Dead Head

Dead Heading

Some perennials and annuals re-bloom if their spent blooms are removed or cut back - this is called 'Dead Heading'. Once a plant makes a seed after blooming, it thinks that it has done its job, and stops blooming. Dead Heading is a way to 'trick' the plant. However, some plants will not re-bloom (such as Peonies, Irises, or Liatris). Dead Heading also keeps plants more attractive, and can prevent disease (like in peonies). It can even cause the plant to become bushier, less floppy and can also increase the number of flowers. Of course this all depends upon the particular kind of plant.

Plants that benefit from Dead Heading are: Beebalm, Black-Eyed Susan, Bleeding Heart, Butterfly Bush, Catmint, Coneflower, Coreopsis, Daylily, Dianthus, Phlox paniculata (tall kind), Roses, Salvia, Shasta Daisy, Spiderwort, Veronica spicata, and Yarrow. Veronica and Salvia have spike-like blooms, that open from the bottom to the top. Remove the blooms when the spike is 70% finished blooming.

How to dead head - the first time, cut off the bloom to the first bud or leaf. Then the second time, dead head it to another lateral flower or bud, and so forth until there are not more lateral flowers or buds left.
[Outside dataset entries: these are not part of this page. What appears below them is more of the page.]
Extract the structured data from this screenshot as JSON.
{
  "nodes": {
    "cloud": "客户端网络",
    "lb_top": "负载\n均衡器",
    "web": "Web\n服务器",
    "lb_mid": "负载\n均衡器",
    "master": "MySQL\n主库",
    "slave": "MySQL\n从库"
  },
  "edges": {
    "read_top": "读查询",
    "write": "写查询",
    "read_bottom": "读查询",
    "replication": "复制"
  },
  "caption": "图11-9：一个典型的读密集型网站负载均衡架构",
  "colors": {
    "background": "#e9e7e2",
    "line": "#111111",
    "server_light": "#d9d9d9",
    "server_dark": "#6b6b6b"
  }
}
Then you can cut off the entire stem back to the basal foliage. For plants that grow on single, bare stems like Lanceleaf Coreopsis, just grab a handfull of spent blooms and cut them off. If you are really adept, use garden shears - it's much faster. Perennial Geraniums, Catmint and Fernleaf Coreopsis flowers are tough to trim individually, so cutting the entire plant back to 4-6"H can help encourage new growth and blooms.

Other plants that will not re-bloom, can still benefit from dead heading, because it makes the plant look neater, or it keeps them from forming a seed pod that takes energy away frm the plants. Examples are: Lady's Mantle, Brunnera, Coral Bells, Hosta, Iris, Lilies, Daylilies, and Lungwort (Pulmonaria). Lastly, some seed pods can reseed - which may be messy looking or not produce plants true to the originals: Black-eyed Susan, Saryopteris, Butterfly Bush, Rose of Sharon (older cultivars), Salvia, Sedum, and Yarrow.

Cutting Back

Trimming HedgeSome plants benefit from being cut back in the spring to one-third, to one-half to control height and form later in the season: Rose of Sharon, Aster, Coneflowers, Lobelia, Phlox (tall garden type), Obedient Plant (Physostegia), Black-Eyed Susan (Rudbeckia), Sedums (tall types), and Veronica. Some plants like Spiderwort (Tradescantia) or some Salvia start to look ratty in mid-summer, and they can be cut to the ground to start over.

Be careful not to wait too long to cut back, otherwise you may be cutting off next year's blooms.

Some plants that have bulbs or bulb-like growths, it is important not to cut back the foliage as it dies, as it continues to provide food for the bulb (like Lily, Daffodils, Tulips).